One bacterium in particular, the organism Mycobacterium avium subspecies paratuberculosis (MAP), which causes Johne's disease in cattle and is suspected of causing at least some Crohn's disease in humans, has been found to survive pasteurization in retail milk in the U.S., the U.K., Greece, and the Czech Republic. The food safety authorities in the U.K. have decided to re-evaluate pasteurization standards in light of the MAP results and other evidence of harmful, pasteurization-resistant pathogens.

The USDA (which is responsible for setting pasteurization standards in the U.S.) has not re-evaluated their position on pasteurization adequacy. They do not dispute the studies, which are at this point accepted by the scientific community, but maintain that the presence of MAP in retail pasteurized milk must be due to post-pasteurization contamination.

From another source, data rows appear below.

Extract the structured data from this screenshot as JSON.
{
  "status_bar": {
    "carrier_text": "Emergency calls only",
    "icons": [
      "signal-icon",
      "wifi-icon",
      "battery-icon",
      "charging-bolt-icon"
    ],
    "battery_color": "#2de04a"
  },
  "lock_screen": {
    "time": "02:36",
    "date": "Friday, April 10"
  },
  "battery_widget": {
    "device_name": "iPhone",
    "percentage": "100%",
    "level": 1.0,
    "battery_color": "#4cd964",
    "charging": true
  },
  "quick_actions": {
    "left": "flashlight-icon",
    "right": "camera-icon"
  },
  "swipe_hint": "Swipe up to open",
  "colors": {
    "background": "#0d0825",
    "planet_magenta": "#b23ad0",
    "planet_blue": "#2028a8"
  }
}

However, some researchers within the FDA, which is responsible for food safety in the U.S., have begun pushing for a re-evaluation of these results. There is a small but growing body of criticism directed at these agencies by Crohn's disease sufferers, scientists, and doctors. Some have suggested that the U.S. dairy industry has been successful in suppressing the agencies' response to a potential health crisis, for fear of consumer panic which would lead to a decrease in milk consumption. It is worth noting that while MAP has not been definitely proven to be harmful in humans, all other mycobacteria are pathogenic, and it has been definitively shown to cause disease in cattle and other ruminants.

A newer method called flash pasteurization involves shorter exposure to higher temperatures, and is claimed to be better for preserving color and taste in some products.

The term cold pasteurization is used sometimes for the use of ionizing radiation (see food irradiation) or other means (e.g. chemical) to kill bacteria in food. Food irradiation is also sometimes called "electronic pasteurization".

Products that are commonly pasteurized



  • Rosenau, M.J., The Milk Question, Haughton Mifflin Company, Boston, 1913.